7. The scale has 18 questions – each relating to different aspects of an adolescent’s life, and how they feel about these. They are asked to indicate whether the statement applies to them most of the time, sometimes or never.

8. The scale can be used by children as young as 7 or 8, but as indicated above, responses are more reliable for those aged 11 or more.

Use

9. In piloting social workers found young people were pleased to have the opportunity to contribute to the assessment.

10. The questionnaire often helped them express their feelings. It gave ‘an overall insight in a short time’. It presented a ‘truer picture of the adolescent’s state of mind’. ‘It gave me insight into how sad and overwhelmed the young person felt’.

11. On occasions use of the scale pointed to particular issues that could be a focus for further work. It gave an opportunity for ‘the young person to look at themselves’.

12. The scale has proved useful with adolescents at initial assessment, but also to monitor progress. For example, it helped ‘clarify a young person’s feeling about placement with their mother’.

13. During piloting over half the young people who filled out the questionnaire were above the cut-off score of 13 indicating a probable depressive disorder.

Administration

14. The young person should understand the aim of the questionnaire, and how it fits into any wider assessment.

15. Ideally it is completed by the adolescent themselves, but, if necessary, it an be administered verbally.

16. Discussion is usually best at the end, but there may be important areas that should be picked up as the result of comments made while the questionnaire is being filled out. A number of adolescents talk as they are completing the scale, and this may provide a good opportunity to promote conversation, or establish rapport.

17. During piloting the scale took about 15 minutes to complete, ensuing discussion took longer.

Scoring

18. The responses to each question are scored 0, 1 or 2. How the responses are scored depends on the nature of the statement that is being responded to as well as the response. 0 means that the response indicates no concern, 1 possible concern and 2 that the young person is indicating unhappiness or low self esteem with regard to that item.

For example for question 8 – I enjoy my food – if no/never is ticked the score is 2. For question 17 – I feel so sad I can hardly bear it – a score of 2 would be obtained for most of the time.

19. A score of 13 or more has been found to indicate the likelihood of a depressive disorder.
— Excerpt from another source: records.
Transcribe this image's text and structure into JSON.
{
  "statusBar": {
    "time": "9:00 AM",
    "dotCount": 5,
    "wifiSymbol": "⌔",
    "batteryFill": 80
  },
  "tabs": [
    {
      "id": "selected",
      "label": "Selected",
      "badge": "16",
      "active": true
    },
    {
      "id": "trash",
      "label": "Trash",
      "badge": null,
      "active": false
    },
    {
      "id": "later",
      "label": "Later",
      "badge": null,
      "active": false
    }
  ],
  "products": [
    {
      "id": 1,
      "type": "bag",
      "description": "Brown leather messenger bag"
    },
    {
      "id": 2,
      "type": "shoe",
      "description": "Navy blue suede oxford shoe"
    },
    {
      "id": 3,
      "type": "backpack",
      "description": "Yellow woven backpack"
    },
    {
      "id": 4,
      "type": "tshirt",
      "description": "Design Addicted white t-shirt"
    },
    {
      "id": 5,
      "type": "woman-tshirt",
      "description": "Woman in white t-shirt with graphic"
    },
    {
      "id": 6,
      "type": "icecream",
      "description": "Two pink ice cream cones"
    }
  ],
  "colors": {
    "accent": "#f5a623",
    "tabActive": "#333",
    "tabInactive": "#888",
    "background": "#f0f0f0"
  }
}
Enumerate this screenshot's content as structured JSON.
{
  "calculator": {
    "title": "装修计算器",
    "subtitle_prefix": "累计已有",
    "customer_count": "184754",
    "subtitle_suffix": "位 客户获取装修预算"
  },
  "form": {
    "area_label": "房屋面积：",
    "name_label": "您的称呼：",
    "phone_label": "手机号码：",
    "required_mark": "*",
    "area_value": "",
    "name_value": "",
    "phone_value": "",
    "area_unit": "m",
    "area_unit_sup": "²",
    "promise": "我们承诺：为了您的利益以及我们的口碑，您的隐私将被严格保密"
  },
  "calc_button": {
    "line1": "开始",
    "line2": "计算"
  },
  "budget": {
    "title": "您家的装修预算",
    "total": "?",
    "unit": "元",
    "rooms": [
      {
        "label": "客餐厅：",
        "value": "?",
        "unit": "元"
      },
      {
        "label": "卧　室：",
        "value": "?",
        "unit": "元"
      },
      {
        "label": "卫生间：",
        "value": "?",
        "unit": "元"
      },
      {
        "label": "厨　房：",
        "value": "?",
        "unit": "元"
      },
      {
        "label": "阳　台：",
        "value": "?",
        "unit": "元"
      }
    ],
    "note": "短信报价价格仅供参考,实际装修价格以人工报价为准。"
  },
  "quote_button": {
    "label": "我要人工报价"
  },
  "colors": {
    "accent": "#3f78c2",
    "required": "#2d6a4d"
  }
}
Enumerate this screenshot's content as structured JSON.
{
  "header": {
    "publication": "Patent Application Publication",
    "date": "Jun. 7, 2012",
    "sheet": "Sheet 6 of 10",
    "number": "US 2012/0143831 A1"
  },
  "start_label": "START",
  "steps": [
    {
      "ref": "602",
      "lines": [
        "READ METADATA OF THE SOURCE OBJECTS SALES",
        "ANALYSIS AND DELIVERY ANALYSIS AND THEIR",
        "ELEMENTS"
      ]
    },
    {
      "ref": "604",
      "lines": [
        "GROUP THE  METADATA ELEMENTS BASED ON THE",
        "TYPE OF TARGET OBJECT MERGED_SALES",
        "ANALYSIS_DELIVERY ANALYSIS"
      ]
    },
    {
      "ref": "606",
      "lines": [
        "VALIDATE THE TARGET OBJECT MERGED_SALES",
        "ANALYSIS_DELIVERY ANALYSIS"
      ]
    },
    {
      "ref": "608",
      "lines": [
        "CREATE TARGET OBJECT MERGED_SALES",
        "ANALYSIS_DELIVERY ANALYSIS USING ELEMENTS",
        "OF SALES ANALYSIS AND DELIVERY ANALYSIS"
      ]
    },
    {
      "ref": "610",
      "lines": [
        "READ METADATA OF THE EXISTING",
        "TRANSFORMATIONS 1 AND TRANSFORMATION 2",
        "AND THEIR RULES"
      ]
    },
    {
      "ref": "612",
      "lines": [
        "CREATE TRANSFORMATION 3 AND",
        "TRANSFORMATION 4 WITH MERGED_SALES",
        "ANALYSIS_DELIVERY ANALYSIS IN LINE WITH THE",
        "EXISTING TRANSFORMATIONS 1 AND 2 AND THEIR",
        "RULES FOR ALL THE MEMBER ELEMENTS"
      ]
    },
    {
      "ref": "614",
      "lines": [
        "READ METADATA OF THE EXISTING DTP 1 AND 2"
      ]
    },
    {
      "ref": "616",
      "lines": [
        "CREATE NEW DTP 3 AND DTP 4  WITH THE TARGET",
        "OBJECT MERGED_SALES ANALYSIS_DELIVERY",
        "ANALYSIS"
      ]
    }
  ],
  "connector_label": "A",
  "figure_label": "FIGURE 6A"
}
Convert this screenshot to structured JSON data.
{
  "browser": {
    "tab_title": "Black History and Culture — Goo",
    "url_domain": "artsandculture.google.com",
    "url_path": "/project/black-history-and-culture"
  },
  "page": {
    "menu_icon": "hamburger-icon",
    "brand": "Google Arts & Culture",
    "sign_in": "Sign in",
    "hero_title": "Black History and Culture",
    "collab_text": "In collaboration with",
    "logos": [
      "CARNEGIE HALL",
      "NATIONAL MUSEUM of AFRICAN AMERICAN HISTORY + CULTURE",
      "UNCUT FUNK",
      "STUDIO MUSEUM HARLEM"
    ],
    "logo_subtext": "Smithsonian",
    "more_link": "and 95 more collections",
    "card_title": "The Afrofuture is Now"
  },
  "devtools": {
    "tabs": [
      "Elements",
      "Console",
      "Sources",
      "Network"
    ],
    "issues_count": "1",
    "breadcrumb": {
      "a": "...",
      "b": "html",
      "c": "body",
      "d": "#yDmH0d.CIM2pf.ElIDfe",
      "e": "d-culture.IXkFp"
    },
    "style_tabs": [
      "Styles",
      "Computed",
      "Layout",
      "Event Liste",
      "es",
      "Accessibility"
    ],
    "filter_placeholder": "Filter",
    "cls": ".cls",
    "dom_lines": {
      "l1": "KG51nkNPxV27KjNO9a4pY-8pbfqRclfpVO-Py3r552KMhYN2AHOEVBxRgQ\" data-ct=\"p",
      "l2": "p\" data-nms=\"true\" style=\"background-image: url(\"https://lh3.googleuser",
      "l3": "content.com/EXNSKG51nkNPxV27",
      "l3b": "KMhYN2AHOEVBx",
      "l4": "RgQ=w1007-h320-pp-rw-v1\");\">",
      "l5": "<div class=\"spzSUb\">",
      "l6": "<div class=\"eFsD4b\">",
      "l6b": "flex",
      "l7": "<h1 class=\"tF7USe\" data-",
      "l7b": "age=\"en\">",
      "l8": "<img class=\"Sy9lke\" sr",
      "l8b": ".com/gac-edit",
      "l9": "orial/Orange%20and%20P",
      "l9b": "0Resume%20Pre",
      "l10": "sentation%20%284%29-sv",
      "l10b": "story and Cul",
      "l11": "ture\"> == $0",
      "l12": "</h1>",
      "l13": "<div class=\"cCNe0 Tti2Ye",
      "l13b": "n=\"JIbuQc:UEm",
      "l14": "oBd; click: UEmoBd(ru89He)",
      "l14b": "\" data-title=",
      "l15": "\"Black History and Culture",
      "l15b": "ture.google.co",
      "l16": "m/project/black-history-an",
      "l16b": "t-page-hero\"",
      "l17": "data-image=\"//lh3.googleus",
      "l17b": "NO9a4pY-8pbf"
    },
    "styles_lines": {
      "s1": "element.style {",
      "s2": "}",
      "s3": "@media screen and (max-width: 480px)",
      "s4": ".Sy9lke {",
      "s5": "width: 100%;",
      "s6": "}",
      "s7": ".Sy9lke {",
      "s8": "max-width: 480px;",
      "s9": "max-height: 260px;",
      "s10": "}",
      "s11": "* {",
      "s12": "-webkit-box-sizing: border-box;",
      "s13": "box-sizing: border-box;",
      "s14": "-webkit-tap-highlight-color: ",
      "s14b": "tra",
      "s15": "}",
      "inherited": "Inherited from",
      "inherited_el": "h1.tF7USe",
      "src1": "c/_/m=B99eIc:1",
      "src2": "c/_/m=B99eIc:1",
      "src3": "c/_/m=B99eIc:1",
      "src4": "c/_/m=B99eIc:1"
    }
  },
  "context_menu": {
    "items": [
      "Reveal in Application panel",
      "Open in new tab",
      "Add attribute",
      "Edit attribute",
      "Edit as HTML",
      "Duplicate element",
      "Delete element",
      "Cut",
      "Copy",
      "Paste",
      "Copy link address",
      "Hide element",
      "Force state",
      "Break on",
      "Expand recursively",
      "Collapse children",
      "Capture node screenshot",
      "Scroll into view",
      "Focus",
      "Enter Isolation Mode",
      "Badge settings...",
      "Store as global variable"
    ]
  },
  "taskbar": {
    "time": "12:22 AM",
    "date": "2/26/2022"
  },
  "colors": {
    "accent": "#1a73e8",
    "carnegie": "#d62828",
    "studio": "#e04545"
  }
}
Discussion with the young person and information from other sources will be necessary to make a definite diagnosis. There will be some who score high, but who on careful consideration are not judged to have a depressive disorder, and others who score low who do have one.

20. In most instances the way a young person responds to the the different questions will be as important and as valuable as any score, because they can give an insight into that particular young person’s needs. The reply to only one question may give the opportunity to understand their point of view.

Reference

Birleson P (1980) The validity of Depressive Disorder in Childhood and the Development of a Self-Rating Scale; a Research Report. Journal of Child Psychology and Psychiatry. 22: 73–88.

Recent Life Events QUESTIONNAIRE